Gus is the kitten of a pregnant shelter cat who was kept by hs mother's foster carer Nicole after she rehomed his mom and siblings. He was a more mature cat, and physically strong when he started getting sick. He never got very dehydrated or stopped eating so he stood a much better chance when Nicole went in to bat for him with Prednisone and Pentoxyfilline. These anti inflamatory drugs are easy to get and relatively cheap. pentoxifylline was an early choice for treating wet FIP that didn't pass trials - we still tried it, as have others on the facebook group.
Gus was a big cat- at 2 yrs old, he was 13 lbs! At one point, I sensed something wasn't right with him. He seemed lethargic (wouldn't interact with new kittens, in the past we had called him "Uncle Gus" because he always took the foster kittens under his wing, grooming and playing with them). He also felt bony along his spine- and his belly was bloated. I will admit, I wasn't too concerned at first. I thought worst case scenario, maybe he had gotten worms from one of the foster kittens he loved to groom. After a few weeks when he was still wasn't being his usual self, I took him to the vet.
October 26, 2103 The day my world crumbled.
I went in expecting a Dx of Giardia or a tapeworm... relatively easy fixes. Instead, I was told Gus had wet FIP. The vet actually withdrew fluid on the spot from his belly and showed it to me - thick, yellow, protein filled fluid. And he weighed 10.5 lbs. Still hate myself for not noticing the huge weight loss.All his lab values were abnormal , and he had a fever to boot.
|Initial lab work|
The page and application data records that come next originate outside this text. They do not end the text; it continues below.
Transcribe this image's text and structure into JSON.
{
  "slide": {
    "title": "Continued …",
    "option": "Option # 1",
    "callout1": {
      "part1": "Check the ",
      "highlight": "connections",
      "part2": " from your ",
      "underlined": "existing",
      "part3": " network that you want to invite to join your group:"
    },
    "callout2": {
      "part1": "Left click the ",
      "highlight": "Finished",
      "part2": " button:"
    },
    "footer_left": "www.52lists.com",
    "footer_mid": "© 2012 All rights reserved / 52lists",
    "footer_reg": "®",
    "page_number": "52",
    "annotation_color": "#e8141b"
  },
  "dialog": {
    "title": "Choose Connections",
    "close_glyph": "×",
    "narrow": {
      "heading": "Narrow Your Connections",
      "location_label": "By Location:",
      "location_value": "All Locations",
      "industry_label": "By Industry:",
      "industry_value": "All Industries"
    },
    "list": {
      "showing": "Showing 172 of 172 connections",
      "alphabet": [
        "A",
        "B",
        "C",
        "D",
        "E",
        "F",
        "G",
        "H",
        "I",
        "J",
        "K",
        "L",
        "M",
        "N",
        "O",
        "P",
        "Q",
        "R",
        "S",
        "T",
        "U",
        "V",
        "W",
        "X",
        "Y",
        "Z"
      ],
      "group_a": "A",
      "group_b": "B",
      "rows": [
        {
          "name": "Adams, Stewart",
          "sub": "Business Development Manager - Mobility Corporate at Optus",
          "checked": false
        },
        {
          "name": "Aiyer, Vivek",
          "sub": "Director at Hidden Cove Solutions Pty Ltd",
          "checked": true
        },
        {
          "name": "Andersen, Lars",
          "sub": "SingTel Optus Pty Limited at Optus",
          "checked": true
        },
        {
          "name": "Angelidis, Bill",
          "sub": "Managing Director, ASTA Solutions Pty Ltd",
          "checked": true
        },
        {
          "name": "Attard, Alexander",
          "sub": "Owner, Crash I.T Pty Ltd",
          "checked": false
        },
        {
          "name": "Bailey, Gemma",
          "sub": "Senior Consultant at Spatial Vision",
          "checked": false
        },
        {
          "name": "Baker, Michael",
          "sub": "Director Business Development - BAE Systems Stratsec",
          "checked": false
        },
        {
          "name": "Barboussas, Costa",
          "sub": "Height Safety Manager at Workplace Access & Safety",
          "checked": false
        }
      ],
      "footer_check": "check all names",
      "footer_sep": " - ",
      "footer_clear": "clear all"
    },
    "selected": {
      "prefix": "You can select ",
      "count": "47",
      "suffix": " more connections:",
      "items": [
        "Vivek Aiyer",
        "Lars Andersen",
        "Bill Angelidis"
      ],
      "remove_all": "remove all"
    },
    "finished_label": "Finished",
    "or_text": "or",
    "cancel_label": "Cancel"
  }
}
I cried ( that is an understatement) in the exam room for about half an hour before i was gently escorted out.The only hope the dr. could offer me was palliative prednisone to improve appetite and the kind offer to come to my house to do the euthanasia when the time came.
I immediately started him on pred, and frantically searched for a second opinion/treatment options. A friend of mine worked for a local vet, and she told him my story. I reached out to him, and after a lengthy phone consultation he mentioned a drug called Pentoxifylene. He said it might help prolong his life. It's a drug normally prescribed for humans, for autoimmune disorders. A pharmacy in Arizona (Diamodback Drugs http://www.diamondbackdrugs.com/contact-us/) compounds it into animal dosages. I brought Gus to see him in the hopes that he would disagree with the original Dx. He broke my heart when he said all signs pointed to wet FIP and he couldn't go against my primary vet's Dx. BUT - he suggested the Pentoxifylene, saying it could potentially help prolong his life.
After 9 months on prednisone and pentoxifyllene Gus visited this vet again. His A/G ratio which had been very low, was back up and the other values that had been abnormal were all good.
|New lab work|
All lab values were normal, and the ultrasound showed NO fluid in his abdomen. His old chart had a WBC of 30,000 and very abnormal liver/kidney functions. And a fever. His WBC is now 9,000, within normal limits. He is also back to his playful mischievous self, a very happy cat. The difference between the two was amazing. The vet said if he did not know Gus's history he would say he was a perfectly healthy cat.
I am grateful for every day I have with him, and I don't mean to offer false hope. I know FIP is a terminal illness. All I know is that he is seemingly happy healthy and no longer shows any signs of the disease. Part of me hopes he was misdiagnosed, but another part of me hopes that maybe he did (does?) have this dreadful disease and there is in fact, hope. I am slowly weaning him off the meds while monitoring him constantly for any signs of a relapse. My heart goes out to everyone who is dealing or has dealt with this terrible disease. I'm fully aware Gus may be (probably is) living on borrowed time. I just feel like I need to share this in the hopes that it can help another.Gus part 2 http://onecatlife.blogspot.com/2015/05/gus-pentoxyfylline-success-part-2.html